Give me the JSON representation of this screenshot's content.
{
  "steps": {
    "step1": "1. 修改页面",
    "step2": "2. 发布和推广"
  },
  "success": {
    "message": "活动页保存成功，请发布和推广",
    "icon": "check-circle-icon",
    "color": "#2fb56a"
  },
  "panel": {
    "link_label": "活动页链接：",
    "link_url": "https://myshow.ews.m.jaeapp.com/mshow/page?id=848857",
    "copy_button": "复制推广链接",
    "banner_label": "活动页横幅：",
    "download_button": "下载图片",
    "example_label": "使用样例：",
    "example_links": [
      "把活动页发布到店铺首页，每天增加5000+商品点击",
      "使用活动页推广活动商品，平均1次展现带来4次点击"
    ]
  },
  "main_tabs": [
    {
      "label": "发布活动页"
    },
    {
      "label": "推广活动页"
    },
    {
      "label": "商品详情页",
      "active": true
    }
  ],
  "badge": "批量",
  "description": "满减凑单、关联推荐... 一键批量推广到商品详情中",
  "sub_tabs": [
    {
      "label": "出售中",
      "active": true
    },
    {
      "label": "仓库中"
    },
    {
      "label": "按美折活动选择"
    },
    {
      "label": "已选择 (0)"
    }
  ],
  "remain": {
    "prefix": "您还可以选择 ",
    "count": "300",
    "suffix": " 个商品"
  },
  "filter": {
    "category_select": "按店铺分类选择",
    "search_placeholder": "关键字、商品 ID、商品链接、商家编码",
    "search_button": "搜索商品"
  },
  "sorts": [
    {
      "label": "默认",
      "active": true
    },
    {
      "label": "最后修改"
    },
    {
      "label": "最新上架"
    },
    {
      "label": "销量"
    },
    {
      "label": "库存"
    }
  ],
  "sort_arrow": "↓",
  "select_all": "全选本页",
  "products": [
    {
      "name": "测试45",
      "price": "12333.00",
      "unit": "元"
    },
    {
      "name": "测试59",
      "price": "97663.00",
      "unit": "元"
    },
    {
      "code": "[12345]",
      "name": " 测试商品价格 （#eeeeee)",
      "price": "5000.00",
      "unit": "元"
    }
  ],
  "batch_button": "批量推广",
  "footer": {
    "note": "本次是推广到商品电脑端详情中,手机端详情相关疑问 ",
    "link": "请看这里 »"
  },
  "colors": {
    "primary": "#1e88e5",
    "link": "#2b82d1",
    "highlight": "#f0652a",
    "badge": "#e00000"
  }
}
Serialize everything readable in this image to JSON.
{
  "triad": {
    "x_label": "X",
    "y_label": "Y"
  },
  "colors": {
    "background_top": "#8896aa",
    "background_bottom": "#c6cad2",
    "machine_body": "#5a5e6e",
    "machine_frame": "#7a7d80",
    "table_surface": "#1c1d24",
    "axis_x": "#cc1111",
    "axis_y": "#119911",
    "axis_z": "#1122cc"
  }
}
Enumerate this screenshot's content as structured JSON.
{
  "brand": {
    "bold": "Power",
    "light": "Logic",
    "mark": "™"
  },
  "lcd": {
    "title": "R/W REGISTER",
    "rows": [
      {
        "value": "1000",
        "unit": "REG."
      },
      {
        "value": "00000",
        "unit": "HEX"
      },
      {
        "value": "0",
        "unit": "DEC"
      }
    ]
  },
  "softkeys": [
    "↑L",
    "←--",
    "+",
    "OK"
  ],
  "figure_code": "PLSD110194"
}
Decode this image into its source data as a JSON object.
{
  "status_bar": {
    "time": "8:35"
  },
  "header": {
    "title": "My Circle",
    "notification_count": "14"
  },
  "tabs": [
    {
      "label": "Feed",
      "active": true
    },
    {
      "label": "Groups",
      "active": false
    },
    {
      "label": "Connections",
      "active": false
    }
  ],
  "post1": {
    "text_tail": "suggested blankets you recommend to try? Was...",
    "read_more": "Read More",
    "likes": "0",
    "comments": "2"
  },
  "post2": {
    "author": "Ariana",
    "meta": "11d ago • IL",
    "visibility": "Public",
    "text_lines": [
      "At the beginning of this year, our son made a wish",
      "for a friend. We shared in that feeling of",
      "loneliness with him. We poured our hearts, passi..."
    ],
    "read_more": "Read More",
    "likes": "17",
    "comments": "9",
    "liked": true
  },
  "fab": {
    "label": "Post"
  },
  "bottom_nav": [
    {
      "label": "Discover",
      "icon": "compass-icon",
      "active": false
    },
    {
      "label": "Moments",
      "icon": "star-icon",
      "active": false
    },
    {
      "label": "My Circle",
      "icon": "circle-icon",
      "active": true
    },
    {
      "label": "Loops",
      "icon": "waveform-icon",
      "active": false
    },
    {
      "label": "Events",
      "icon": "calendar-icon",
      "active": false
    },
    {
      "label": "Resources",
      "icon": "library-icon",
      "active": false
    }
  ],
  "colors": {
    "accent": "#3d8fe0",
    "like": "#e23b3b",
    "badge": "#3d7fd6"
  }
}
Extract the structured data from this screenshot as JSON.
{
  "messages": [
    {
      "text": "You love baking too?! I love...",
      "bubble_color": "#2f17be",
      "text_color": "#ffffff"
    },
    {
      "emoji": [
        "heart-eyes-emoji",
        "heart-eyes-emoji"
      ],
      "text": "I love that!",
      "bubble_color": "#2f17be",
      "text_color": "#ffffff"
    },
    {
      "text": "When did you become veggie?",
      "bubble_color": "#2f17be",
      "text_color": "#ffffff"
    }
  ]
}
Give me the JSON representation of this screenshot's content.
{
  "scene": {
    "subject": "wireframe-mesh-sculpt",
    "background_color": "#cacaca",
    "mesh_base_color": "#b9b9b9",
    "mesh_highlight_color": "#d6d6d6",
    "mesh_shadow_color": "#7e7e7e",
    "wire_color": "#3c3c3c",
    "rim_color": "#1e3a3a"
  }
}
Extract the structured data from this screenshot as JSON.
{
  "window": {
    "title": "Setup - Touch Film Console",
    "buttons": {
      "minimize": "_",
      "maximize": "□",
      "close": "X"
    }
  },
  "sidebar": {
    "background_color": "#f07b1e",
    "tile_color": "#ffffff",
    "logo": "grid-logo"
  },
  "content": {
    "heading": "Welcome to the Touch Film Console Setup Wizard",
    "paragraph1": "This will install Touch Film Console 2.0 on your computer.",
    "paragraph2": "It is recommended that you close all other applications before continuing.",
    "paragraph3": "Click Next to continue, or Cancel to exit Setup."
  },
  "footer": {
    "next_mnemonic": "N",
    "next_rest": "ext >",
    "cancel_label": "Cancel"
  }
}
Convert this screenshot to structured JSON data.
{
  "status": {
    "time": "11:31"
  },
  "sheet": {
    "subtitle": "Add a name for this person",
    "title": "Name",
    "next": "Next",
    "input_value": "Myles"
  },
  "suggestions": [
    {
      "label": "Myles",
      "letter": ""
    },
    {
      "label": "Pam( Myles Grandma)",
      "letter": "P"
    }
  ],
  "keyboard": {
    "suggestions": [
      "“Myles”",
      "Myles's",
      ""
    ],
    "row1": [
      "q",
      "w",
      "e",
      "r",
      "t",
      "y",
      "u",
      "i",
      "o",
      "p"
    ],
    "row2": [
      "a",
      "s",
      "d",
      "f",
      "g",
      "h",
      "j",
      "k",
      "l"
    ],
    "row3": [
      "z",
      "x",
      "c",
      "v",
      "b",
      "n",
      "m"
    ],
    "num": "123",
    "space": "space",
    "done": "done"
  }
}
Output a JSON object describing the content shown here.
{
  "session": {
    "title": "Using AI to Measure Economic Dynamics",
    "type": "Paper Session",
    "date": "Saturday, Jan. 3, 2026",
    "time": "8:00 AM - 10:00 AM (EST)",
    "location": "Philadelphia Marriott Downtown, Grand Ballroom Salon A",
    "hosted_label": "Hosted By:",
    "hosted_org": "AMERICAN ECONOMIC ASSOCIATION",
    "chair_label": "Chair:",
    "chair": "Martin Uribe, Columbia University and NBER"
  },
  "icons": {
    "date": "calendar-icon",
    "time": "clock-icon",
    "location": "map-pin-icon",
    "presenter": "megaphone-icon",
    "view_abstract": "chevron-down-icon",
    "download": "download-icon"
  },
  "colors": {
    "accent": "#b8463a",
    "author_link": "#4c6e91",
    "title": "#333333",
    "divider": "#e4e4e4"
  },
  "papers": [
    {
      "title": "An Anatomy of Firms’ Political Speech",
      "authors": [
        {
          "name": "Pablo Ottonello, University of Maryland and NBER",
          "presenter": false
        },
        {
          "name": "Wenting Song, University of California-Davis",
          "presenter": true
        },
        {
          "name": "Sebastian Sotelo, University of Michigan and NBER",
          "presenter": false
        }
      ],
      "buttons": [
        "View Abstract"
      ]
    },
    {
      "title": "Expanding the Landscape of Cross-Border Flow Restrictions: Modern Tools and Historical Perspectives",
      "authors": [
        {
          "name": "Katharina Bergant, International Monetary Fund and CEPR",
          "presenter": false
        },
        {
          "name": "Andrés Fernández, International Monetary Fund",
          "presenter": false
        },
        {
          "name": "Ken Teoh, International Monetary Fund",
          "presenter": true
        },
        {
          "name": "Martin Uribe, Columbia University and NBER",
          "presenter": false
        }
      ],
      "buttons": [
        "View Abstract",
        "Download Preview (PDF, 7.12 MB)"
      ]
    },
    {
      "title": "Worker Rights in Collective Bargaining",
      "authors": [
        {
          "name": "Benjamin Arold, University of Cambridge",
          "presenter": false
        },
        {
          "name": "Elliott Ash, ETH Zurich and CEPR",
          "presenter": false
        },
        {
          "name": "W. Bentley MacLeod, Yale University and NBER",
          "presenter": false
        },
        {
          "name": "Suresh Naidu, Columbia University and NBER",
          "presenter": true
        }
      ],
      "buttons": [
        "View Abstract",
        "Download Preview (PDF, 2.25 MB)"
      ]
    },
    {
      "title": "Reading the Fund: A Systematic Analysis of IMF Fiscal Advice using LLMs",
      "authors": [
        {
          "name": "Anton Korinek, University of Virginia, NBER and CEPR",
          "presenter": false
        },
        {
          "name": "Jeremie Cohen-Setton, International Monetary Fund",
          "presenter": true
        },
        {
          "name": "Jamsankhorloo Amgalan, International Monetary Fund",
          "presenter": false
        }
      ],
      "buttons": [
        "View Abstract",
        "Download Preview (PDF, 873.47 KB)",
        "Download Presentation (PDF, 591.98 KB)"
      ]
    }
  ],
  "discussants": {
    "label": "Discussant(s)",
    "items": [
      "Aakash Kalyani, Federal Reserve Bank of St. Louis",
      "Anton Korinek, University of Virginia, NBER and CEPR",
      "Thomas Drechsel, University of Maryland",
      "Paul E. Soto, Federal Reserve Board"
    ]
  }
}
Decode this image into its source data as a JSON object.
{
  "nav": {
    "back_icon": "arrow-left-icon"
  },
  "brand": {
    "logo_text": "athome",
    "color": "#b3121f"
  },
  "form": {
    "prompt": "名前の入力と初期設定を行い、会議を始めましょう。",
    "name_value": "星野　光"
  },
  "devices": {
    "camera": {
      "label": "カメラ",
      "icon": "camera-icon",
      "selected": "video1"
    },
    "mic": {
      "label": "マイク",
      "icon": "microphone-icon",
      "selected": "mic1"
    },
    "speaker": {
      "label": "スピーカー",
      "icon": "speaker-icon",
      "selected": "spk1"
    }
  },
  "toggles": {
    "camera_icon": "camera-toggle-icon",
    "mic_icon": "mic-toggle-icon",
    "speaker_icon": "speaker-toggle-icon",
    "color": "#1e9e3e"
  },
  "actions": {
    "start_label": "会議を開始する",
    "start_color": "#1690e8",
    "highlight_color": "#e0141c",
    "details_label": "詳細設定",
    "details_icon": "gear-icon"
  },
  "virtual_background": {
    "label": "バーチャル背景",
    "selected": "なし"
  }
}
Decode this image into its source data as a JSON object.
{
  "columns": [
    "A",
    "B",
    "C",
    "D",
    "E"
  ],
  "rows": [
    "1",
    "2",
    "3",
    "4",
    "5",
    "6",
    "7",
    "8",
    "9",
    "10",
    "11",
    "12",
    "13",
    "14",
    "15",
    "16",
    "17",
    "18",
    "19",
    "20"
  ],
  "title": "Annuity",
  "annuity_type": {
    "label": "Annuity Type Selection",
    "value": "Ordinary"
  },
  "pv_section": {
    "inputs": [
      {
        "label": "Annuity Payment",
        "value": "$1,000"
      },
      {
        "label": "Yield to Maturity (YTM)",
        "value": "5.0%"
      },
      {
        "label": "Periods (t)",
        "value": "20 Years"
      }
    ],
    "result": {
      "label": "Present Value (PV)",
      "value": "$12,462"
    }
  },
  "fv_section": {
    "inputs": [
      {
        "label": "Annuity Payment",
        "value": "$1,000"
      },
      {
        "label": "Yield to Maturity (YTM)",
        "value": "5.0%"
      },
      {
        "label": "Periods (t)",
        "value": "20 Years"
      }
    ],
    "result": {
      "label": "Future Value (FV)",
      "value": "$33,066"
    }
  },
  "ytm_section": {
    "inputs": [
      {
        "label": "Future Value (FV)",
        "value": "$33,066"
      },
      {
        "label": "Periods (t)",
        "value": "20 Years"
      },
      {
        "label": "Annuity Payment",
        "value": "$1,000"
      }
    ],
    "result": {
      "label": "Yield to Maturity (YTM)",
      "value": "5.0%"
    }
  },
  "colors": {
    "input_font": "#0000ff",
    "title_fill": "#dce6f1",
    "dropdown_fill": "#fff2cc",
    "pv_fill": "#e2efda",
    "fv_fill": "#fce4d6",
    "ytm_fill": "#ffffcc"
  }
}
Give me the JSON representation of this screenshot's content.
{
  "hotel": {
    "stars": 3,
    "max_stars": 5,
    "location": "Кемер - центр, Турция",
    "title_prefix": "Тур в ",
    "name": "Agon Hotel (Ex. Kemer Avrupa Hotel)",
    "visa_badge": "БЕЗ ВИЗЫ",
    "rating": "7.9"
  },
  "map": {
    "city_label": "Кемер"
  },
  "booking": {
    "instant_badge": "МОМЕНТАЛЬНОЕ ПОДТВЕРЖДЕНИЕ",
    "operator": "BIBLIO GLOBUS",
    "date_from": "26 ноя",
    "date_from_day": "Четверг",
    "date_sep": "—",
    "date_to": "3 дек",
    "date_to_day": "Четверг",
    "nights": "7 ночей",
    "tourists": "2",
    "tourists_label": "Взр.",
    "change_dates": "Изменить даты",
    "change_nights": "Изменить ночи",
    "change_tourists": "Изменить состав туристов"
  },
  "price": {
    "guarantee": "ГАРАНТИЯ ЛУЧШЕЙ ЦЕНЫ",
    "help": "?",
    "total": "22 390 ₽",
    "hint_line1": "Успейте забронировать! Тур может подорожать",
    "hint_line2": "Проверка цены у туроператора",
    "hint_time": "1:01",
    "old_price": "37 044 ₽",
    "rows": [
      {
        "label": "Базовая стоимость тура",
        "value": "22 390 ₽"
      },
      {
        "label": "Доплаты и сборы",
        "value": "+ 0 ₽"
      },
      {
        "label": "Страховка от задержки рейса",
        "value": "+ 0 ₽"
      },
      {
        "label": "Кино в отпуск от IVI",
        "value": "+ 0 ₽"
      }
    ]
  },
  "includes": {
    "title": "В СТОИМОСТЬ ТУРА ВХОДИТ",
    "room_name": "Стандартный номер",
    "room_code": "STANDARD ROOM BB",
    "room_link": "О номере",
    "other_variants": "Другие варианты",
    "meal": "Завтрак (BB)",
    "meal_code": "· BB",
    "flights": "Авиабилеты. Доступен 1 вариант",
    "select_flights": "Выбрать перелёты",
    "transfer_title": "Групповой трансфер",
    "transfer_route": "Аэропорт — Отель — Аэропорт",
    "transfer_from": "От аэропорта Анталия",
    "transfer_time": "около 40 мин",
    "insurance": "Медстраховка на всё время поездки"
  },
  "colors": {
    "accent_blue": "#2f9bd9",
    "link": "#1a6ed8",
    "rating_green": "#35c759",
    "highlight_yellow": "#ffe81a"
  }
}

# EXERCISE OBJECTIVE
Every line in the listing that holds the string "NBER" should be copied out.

# FINAL ANSWER
    "chair": "Martin Uribe, Columbia University and NBER"
          "name": "Pablo Ottonello, University of Maryland and NBER",
          "name": "Sebastian Sotelo, University of Michigan and NBER",
          "name": "Martin Uribe, Columbia University and NBER",
          "name": "W. Bentley MacLeod, Yale University and NBER",
          "name": "Suresh Naidu, Columbia University and NBER",
          "name": "Anton Korinek, University of Virginia, NBER and CEPR",
      "Anton Korinek, University of Virginia, NBER and CEPR",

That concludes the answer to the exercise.